The company, whose main listed arm is Hon Hai Precision Industry, unveiled the Model B crossover SUV and Model V pickup truck at its event in Taipei. Foxconn founder Terry Gou, 72, introduced the Model B by driving it onto the stage. The pickup will be produced in Taiwan, Thailand and the US, Hon Hai Chairman Young Liu said.
Foxconn is hoping to replicate the way it muscled into electronics assembly to become the biggest manufacturing partner for Apple and other global brands. It’s aiming to build clients’ electric vehicles from the chassis up, with no plans to sell vehicles under its own brand.
“After we announced our plans to build EVs in 2020, many people questioned whether Foxconn can build cars,” Liu said. “Then when we unveiled three models a year later, everyone thought, ‘wow, how did they manage to develop three models in just a year?’ That’s the speed we’re operating at.”
None of the cars Foxconn has unveiled so far are destined to go on sale to consumers but are reference designs, intended to show off the company’s capabilities to potential big-brand clients. The Model C prototype introduced previously is now a production vehicle that is branded as the Luxgen n7 by Taiwanese automaker Yulon Group.
Liu said Foxconn’s expertise in managing supply chains gives it an advantage in developing new models faster than rivals. Asked when Foxconn’s production volumes will surpass those of Tesla, Liu said he hoped Foxconn would one day manufacture cars for the US giant.
The Model B, which uses the same platform as the Model C, was designed with Italian house Pininfarina SpA. The crossover SUV has a full-length glass roof and a range of 450 kilometers (280 miles) on one charge.
Foxconn also said it is developing its own solid-state batteries.
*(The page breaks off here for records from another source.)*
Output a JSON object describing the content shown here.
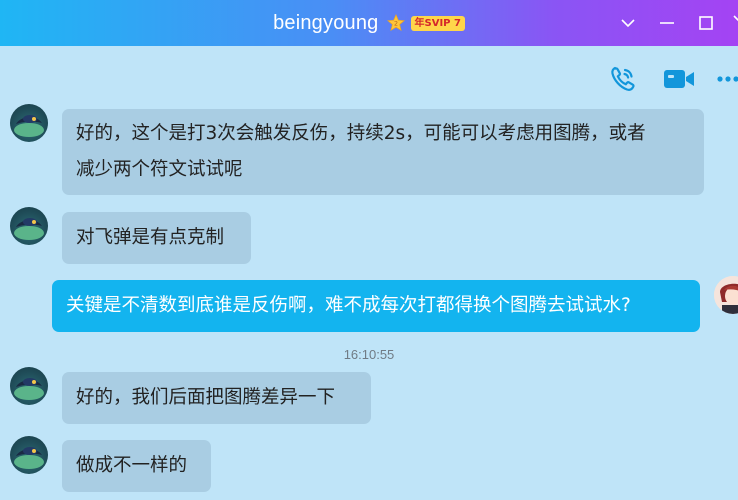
{
  "window": {
    "title": "beingyoung",
    "vip_badge": "年SVIP 7",
    "controls": [
      "chevron-down-icon",
      "minimize-icon",
      "maximize-icon",
      "close-icon"
    ]
  },
  "toolbar": {
    "icons": [
      "phone-call-icon",
      "video-call-icon",
      "more-icon"
    ]
  },
  "colors": {
    "title_gradient_start": "#1fb6f4",
    "title_gradient_end": "#a443f3",
    "chat_background": "#bfe4f8",
    "incoming_bubble": "#a9cde3",
    "outgoing_bubble": "#13b4ef",
    "icon_accent": "#1296db"
  },
  "messages": [
    {
      "side": "in",
      "text_line1": "好的，这个是打3次会触发反伤，持续2s，可能可以考虑用图腾，或者",
      "text_line2": "减少两个符文试试呢"
    },
    {
      "side": "in",
      "text": "对飞弹是有点克制"
    },
    {
      "side": "out",
      "text": "关键是不清数到底谁是反伤啊，难不成每次打都得换个图腾去试试水?"
    },
    {
      "side": "in",
      "text": "好的，我们后面把图腾差异一下"
    },
    {
      "side": "in",
      "text": "做成不一样的"
    }
  ],
  "timestamp": "16:10:55"
}
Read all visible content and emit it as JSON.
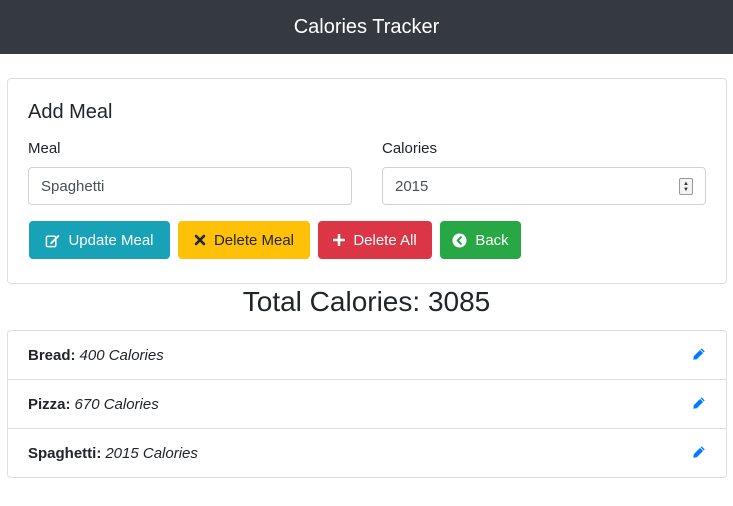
{
  "navbar": {
    "title": "Calories Tracker"
  },
  "form": {
    "title": "Add Meal",
    "meal_label": "Meal",
    "meal_value": "Spaghetti",
    "calories_label": "Calories",
    "calories_value": "2015"
  },
  "buttons": {
    "update": "Update Meal",
    "delete": "Delete Meal",
    "delete_all": "Delete All",
    "back": "Back"
  },
  "total": {
    "label": "Total Calories:",
    "value": "3085"
  },
  "items": [
    {
      "name": "Bread:",
      "calories": "400 Calories"
    },
    {
      "name": "Pizza:",
      "calories": "670 Calories"
    },
    {
      "name": "Spaghetti:",
      "calories": "2015 Calories"
    }
  ],
  "colors": {
    "navbar": "#343a40",
    "info": "#17a2b8",
    "warning": "#ffc107",
    "danger": "#dc3545",
    "success": "#28a745",
    "edit_icon": "#007bff"
  },
  "icons": {
    "update": "edit-icon",
    "delete": "close-icon",
    "delete_all": "plus-icon",
    "back": "chevron-left-circle-icon",
    "item_edit": "pencil-icon"
  }
}
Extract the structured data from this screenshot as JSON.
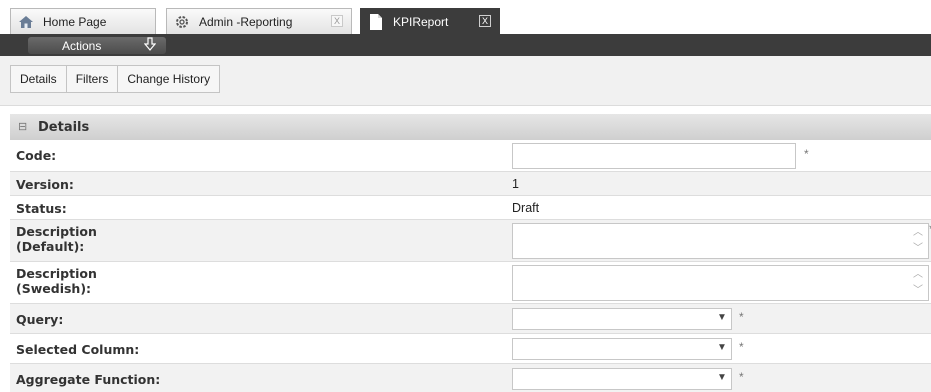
{
  "tabs": [
    {
      "label": "Home Page",
      "icon": "home-icon"
    },
    {
      "label": "Admin -Reporting",
      "icon": "gear-icon",
      "close": "X"
    },
    {
      "label": "KPIReport",
      "icon": "document-icon",
      "close": "X"
    }
  ],
  "actions": {
    "label": "Actions",
    "icon": "arrow-down-icon"
  },
  "subtabs": [
    "Details",
    "Filters",
    "Change History"
  ],
  "section": {
    "title": "Details",
    "toggle": "⊟"
  },
  "form": {
    "code": {
      "label": "Code:",
      "value": "",
      "req": "*"
    },
    "version": {
      "label": "Version:",
      "value": "1"
    },
    "status": {
      "label": "Status:",
      "value": "Draft"
    },
    "desc_default": {
      "label_1": "Description",
      "label_2": "(Default):",
      "value": "",
      "req": "*"
    },
    "desc_swedish": {
      "label_1": "Description",
      "label_2": "(Swedish):",
      "value": ""
    },
    "query": {
      "label": "Query:",
      "value": "",
      "req": "*"
    },
    "selected_column": {
      "label": "Selected Column:",
      "value": "",
      "req": "*"
    },
    "aggregate_function": {
      "label": "Aggregate Function:",
      "value": "",
      "req": "*"
    }
  },
  "colors": {
    "accent_dark": "#3c3c3c",
    "section_bg": "#dcdcdc"
  }
}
The Taiwanese company created Foxtron Vehicle Technologies in 2020 as a venture with Yulon. It then embarked on a flurry of activity, buying Lordstown Motors Ohio plant to create a US base, launching an open EV platform and inking a manufacturing deal with startup Fisker.
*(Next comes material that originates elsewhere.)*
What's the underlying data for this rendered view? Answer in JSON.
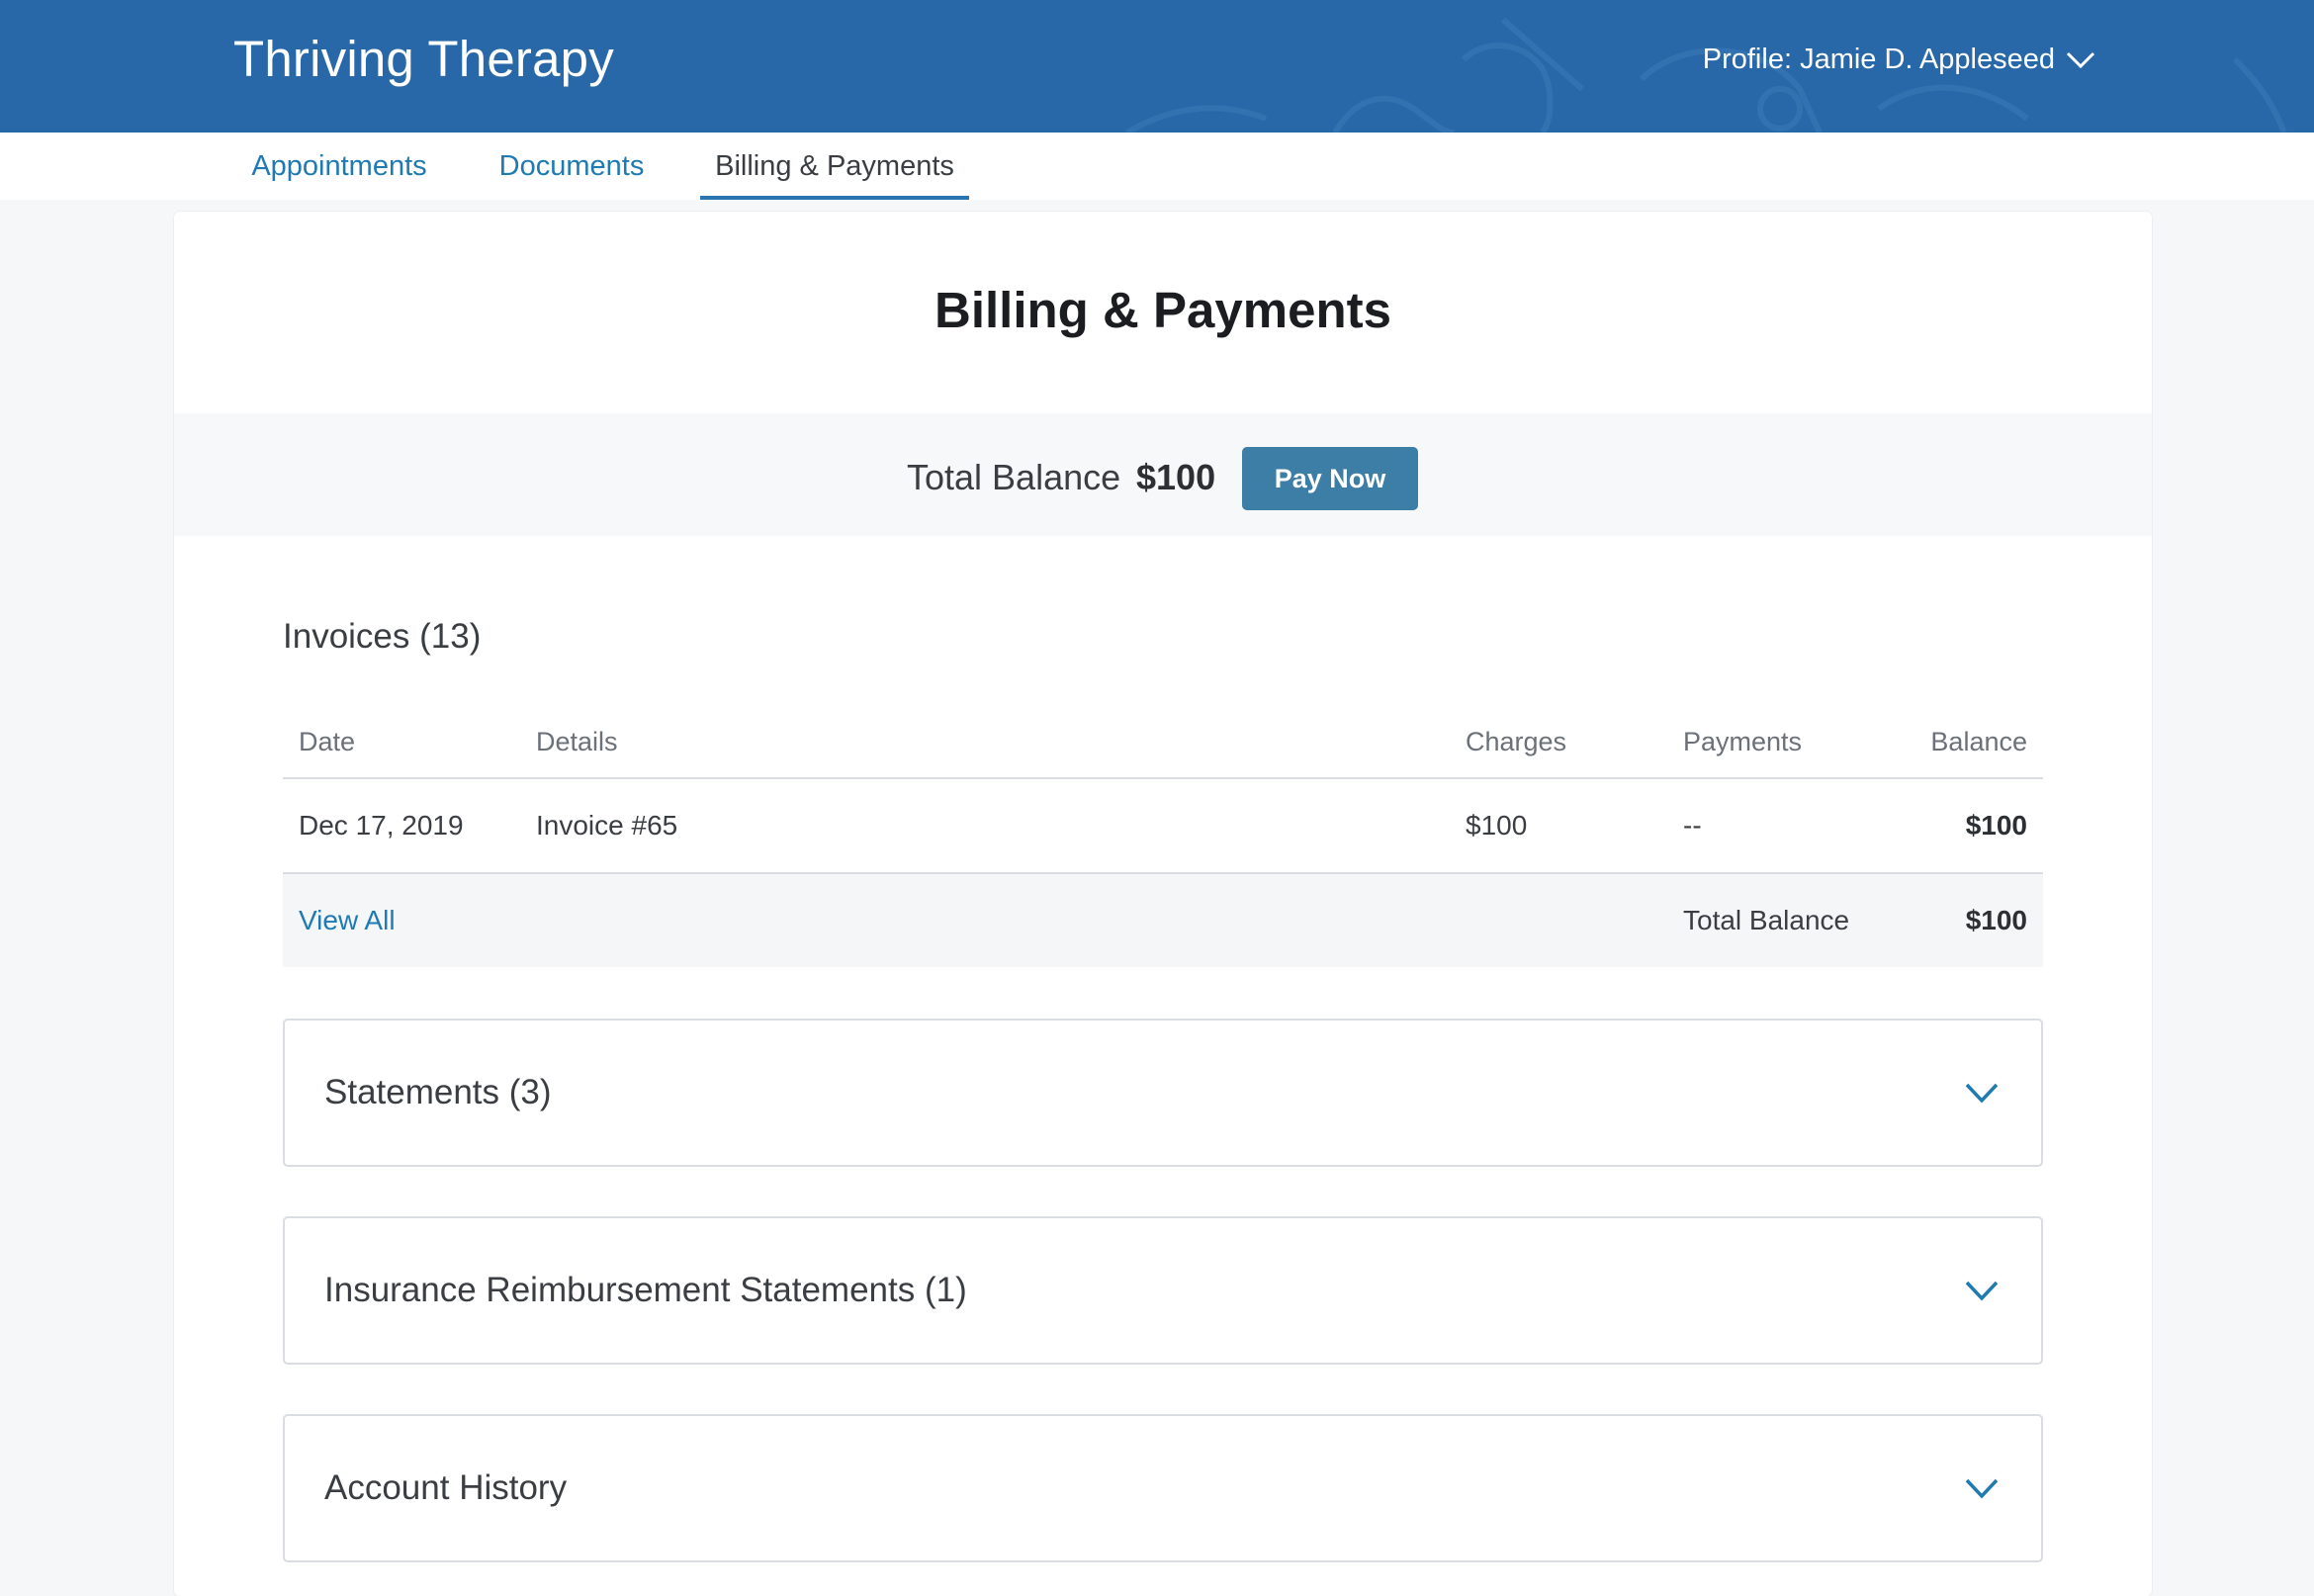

Demand for EVs is soaring as consumers and governments embrace the technology, spurring a worldwide shift for the tech and automotive industries. But Foxconn’s trying to get into a field already crowded by aggressive rivals from Tesla to China’s Nio and BYD Co. to Xpeng. It’s also attracting new entrants including Xiaomi.
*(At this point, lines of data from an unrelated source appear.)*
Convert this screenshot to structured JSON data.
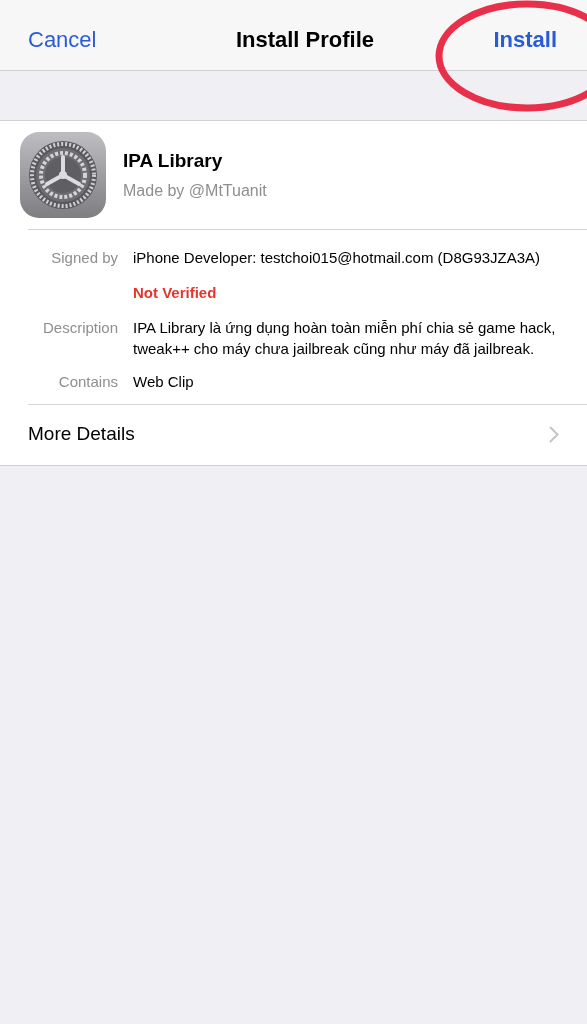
{
  "nav": {
    "cancel": "Cancel",
    "title": "Install Profile",
    "install": "Install",
    "install_highlighted": true
  },
  "profile": {
    "name": "IPA Library",
    "author": "Made by @MtTuanit"
  },
  "fields": [
    {
      "label": "Signed by",
      "value": "iPhone Developer: testchoi015@hotmail.com (D8G93JZA3A)",
      "verification": {
        "text": "Not Verified",
        "verified": false
      }
    },
    {
      "label": "Description",
      "value": "IPA Library là ứng dụng hoàn toàn miễn phí chia sẻ game hack, tweak++ cho máy chưa jailbreak cũng như máy đã jailbreak."
    },
    {
      "label": "Contains",
      "value": "Web Clip"
    }
  ],
  "more_details": "More Details"
}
One major point of uncertainty is how the Biden administration’s recently unfurled raft of restrictions on chip exports to China will shake up the global EV industry. Xpeng has warned that the curbs on chips could potentially hammer Chinese EV makers.